The Rev’It! Sand 3 jacket aims to tick all the boxes and provide an all seasons jacket in the mid-price bracket for around £360. Provided for review by Fortamoto.com (the well regards Amsterdam based motorcycle store), I’ve put it through it’s paces over the last few wintery weeks in London. Read on to see if it lives up to promises. Continue reading “Rev’it! Sand 3 Textile Jacket Review” »
And so it goes, all good things come to a close. Last week was the end of an era as I sold my Yamaha Fazer FZS600. My first bike since passing my full bike license back in 2012 (crumbs how time flies!), and a bike I’ve ridden almost every day since then.
The bike has done me proud, one I’ve always been able to rely upon, easy enough to ride as a new biker, yet fun and powerful enough to keep up with my growing confidence and skills. I had some up’s and down’s, a couple of off’s as my skills developed, but the bullet proof Fazer just kept going with modest repairs. The Fazer was also a breeze to work on, giving me chance to learn a lot of basic maintenance skills too.

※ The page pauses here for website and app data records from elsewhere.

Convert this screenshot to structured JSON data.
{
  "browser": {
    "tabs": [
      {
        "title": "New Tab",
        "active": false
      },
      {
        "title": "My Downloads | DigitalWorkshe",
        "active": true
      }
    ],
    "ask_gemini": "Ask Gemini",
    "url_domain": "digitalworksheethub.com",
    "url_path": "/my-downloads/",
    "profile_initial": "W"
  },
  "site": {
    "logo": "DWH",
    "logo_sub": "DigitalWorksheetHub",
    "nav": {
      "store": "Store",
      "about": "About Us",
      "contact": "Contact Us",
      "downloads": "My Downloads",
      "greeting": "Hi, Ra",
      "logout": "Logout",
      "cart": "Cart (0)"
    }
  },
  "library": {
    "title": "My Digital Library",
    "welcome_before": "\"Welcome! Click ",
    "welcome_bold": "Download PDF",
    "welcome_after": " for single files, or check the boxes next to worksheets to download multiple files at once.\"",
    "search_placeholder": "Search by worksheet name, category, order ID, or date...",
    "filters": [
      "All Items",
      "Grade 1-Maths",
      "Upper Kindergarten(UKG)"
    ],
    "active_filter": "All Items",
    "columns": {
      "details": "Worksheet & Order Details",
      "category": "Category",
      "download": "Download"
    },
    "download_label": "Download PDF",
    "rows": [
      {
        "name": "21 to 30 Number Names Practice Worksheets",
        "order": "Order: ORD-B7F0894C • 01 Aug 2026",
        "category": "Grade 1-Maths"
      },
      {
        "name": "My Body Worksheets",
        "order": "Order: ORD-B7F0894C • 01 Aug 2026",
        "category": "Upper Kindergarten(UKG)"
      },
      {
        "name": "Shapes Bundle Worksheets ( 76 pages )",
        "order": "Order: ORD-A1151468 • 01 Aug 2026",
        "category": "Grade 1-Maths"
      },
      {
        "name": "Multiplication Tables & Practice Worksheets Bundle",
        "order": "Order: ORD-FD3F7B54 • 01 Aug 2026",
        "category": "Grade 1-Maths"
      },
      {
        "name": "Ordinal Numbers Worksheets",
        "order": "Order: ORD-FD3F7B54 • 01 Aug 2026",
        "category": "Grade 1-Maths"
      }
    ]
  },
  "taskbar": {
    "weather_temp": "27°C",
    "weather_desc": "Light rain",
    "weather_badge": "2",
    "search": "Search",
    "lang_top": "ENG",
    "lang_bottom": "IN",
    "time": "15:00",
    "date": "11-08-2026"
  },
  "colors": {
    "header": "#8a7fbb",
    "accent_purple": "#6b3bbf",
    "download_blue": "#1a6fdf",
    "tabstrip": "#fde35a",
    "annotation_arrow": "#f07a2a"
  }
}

It’s a bit daft how one can get all emotional about a bike (or any vehicle for that matter), but when so many fond memories are wrapped up in a bike, you do build up an attachment that can make it difficult to sell. But alas, needs must, times change and my old Fazer FZS600 had to be moved on. I got a respectable price as it was sold to another young biker looking for a their first big bike, I’m sure he’ll get much enjoyment from the Fazer.
Here’s some photos of a few of those key memories from my time with the Fazer.
When it comes to staying warm on a motorbike, the traditional option is to layer up, loads of jumpers and thermals, but end up feeling like a Michelin man with restricted movement. These days however, there’s loads of great electrically heated gear on the market, from gloves and socks to vests and pants. All nice thin layers that keep you toasty without bulkiness. The only problem is, much of this serious gear comes at a serious price.
It’s at this point you may have noticed a lot of very cheap heated clothing on eBay from China. It can’t all be that bad, can it? So in the name of research, we picked up a heated vest for the princely sum of £20 (delivered). A far cry from big name brands costing £100-150 or more. Read on to see if we wasted our money or found a little far Eastern gem.
With a new year dawning, let us take a quick pitstop to look back at the years past adventures and look forward at future adventures planned. 2018 was a busy year for me with my main day job, involving many trips abroad to San Francisco, San Diego and Berlin and almost trips to Belgium and Switzerland, but these I managed to delegate to others in my team.
The longer trips to California were great as they afforded me time off to hire some bikes to explore the San Fran Bay area more. First a big Harley Road King from Eagle Rider and later a Triumph Bonneville T100 from Dubbelju. Very different bikes, but both a lot of fun in their own ways. I was pleasantly surprised how well the Bonney could be hustled around the winding forest roads, whilst presenting an air of relaxed sophistication. California has some epic scenery and roads to explore, from the sweeping Pacific coast line, huge Redwood forests to nearby mountain ranges. If you’re in the area, definitely get yourself a bike to explore, you won’t regret it. Continue reading “Year End Pitstop” »
Trials and tribulations of a motorcycle newbie in London